The Science of Weight Loss
Calories. You count them, cut them, obsess about them – but do you know what they actually are? Nutritionally speaking, calories are a measurement of energy. This energy, present in foods and beverages, is burned to keep your body working and moving or else stored as fat for later use. If you consume fewer calories than you burn, you’ll lose weight. If you consume more than you burn, you’ll gain weight. It’s just that simple.
Since one pound of body weight equals about 3,500 calories, to lose that pound you have to either decrease your intake by 3,500 calories or burn 3,500 calories through exercise (or do a combo of cutting calories and upping exercise), over a period of time. If you drop 500 calories a day, for example, you’ll lose one pound in a week (500 calories x 7 days = 3,500 calories lost).
If cutting calories leads to weight loss, then drastically cutting calories must lead to very fast weight loss, right? Wrong. First, an extreme diet leads to insatiable hunger, priming you for a major diet setback, like a food binge. Even worse, when you don’t’ eat enough calories, you send your body into starvation mode. Your metabolism slows down so your “starving” body can maintain its weight. And that’s not all. When you start eating normally again, your metabolism will remain sluggish for a time; that means you will regain weight quickly as your body efficiently stores the suddenly increased calories as fat.
The trick is to create a calorie deficit so you lose weight at a healthy pace – about one to two pounds per week.
If you like most people, you have no idea how much food you consume on a day-to-day basis. Thanks to multitasking, grabbing snacks on the go, scarfing down your kids leftovers, and various other weight-loss saboteurs, it’s hard to keep track of what you eat. Maybe you indulge in more sweets at work because you coworker keeps a candy jar on her desk. Perhaps you have French fries several times a week because you pass McDonald’s on the way home. Or maybe every time you worry about money, you retreat to the kitchen for ice cream. But once you begin to notice your patterns, you can figure out ways to change them.

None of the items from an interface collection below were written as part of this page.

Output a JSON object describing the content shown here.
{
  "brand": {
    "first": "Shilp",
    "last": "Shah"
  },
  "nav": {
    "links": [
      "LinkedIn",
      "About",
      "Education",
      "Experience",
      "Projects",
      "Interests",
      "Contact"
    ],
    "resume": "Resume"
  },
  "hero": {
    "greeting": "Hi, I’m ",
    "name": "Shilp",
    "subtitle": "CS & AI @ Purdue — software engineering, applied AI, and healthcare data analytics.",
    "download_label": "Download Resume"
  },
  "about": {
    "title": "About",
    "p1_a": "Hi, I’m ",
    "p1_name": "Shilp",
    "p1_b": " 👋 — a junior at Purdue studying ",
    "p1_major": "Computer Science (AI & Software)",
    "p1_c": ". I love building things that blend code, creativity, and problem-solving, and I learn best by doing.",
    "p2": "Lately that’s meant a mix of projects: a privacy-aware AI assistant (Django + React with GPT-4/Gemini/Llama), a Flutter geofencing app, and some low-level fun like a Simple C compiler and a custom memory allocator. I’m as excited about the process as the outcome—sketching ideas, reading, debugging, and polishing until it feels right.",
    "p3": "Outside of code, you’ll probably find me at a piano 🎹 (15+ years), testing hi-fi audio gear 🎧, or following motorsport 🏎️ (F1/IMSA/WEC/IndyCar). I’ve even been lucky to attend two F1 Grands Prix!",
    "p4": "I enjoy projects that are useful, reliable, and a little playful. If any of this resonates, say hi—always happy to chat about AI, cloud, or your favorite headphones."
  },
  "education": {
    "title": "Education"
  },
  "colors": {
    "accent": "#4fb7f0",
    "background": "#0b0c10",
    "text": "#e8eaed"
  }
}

Remember, your goal is to drop weight at a healthy (and achievable!) rate of about one to two pounds per week. So, while it might seem like a swell idea to combine every tip to try to peel off the pounds in just a few days, if you do, you’ll quickly learn it’s not only impossible, it’s also miserable to even try.